On top of this, 6+ years is a long time to have been out of a field. Natural language processing, visual info processing and distributed programming have moved on tremendously in that time. Unless you've been doing something day to day which keeps you up to date with the cutting edge, you're going to be very behind.
On the other hand...
Research isn't about getting grades - it's about being able to publish work that is useful to others. When you applied before, all people had to judge your potential to achieve this was your (average) grades. Now though, you've been out in the wild for a few years doing stuff. If you can present things you've done which will convince a potential supervisor that you can come up with novel solutions of a quality high enough to get into a journal, then you've got a shot at it. My (wild) guess would be you should aim for a lab that does applied stuff rather than theoretical stuff, where your prior day to day coding experience might shine through.

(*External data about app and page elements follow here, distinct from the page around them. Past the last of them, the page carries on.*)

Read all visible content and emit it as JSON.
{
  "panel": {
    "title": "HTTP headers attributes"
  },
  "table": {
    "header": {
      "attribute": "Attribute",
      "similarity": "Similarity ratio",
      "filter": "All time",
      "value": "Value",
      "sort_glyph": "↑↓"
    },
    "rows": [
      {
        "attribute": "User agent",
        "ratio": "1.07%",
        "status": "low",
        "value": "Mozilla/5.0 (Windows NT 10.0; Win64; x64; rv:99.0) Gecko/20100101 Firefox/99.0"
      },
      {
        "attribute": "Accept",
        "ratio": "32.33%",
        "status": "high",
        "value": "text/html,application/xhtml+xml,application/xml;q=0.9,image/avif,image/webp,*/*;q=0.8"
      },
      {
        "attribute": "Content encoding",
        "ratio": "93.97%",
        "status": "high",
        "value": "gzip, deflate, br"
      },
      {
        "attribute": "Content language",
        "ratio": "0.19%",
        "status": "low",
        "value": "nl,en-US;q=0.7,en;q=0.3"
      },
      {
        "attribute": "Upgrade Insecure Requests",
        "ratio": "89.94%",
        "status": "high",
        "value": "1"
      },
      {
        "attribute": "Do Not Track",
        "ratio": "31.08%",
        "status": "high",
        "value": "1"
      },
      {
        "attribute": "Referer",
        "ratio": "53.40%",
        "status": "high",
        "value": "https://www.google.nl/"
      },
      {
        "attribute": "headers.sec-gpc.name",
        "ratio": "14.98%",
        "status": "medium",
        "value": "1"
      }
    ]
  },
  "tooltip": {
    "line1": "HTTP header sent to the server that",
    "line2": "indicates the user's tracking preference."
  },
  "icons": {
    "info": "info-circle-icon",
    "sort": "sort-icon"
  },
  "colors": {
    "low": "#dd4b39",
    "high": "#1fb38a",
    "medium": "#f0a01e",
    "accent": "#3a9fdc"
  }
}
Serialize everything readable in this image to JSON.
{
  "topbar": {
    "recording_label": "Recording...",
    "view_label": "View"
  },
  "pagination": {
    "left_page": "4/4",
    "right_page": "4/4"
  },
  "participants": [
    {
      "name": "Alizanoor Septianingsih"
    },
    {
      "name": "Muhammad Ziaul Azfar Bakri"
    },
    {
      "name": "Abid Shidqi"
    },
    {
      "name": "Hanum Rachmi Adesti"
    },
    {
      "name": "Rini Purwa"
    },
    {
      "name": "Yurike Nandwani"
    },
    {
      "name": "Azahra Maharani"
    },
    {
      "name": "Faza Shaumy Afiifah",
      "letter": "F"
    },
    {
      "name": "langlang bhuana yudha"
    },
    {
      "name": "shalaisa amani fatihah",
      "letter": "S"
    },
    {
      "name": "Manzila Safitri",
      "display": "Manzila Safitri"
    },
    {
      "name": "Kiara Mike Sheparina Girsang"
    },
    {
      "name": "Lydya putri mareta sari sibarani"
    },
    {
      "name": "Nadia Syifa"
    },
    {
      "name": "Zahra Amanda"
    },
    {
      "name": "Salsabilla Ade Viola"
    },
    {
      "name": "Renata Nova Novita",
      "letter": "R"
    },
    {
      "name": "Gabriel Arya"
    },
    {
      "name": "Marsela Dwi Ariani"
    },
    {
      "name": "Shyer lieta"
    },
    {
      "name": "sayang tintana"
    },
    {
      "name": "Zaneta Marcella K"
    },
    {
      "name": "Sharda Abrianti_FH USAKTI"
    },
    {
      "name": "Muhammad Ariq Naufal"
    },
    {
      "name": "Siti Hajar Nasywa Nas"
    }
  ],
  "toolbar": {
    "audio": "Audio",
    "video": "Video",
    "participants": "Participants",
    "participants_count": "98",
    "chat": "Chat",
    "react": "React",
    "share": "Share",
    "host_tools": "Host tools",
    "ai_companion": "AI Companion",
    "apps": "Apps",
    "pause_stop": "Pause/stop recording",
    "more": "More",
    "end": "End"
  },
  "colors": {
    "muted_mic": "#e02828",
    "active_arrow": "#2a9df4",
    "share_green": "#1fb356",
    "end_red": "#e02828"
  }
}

As an aside, have you considered applying to get chartered status in your field rather than a doctorate? It's challenging to get so generally highly thought of (this varies country to country and profession to profession though) and more closely based on industrial experience. If you have six years of that under your belt, along with a relevant masters degree, then you may be well on the way already. The yearly fees once you have it can be expensive, but worth checking out if you haven't already.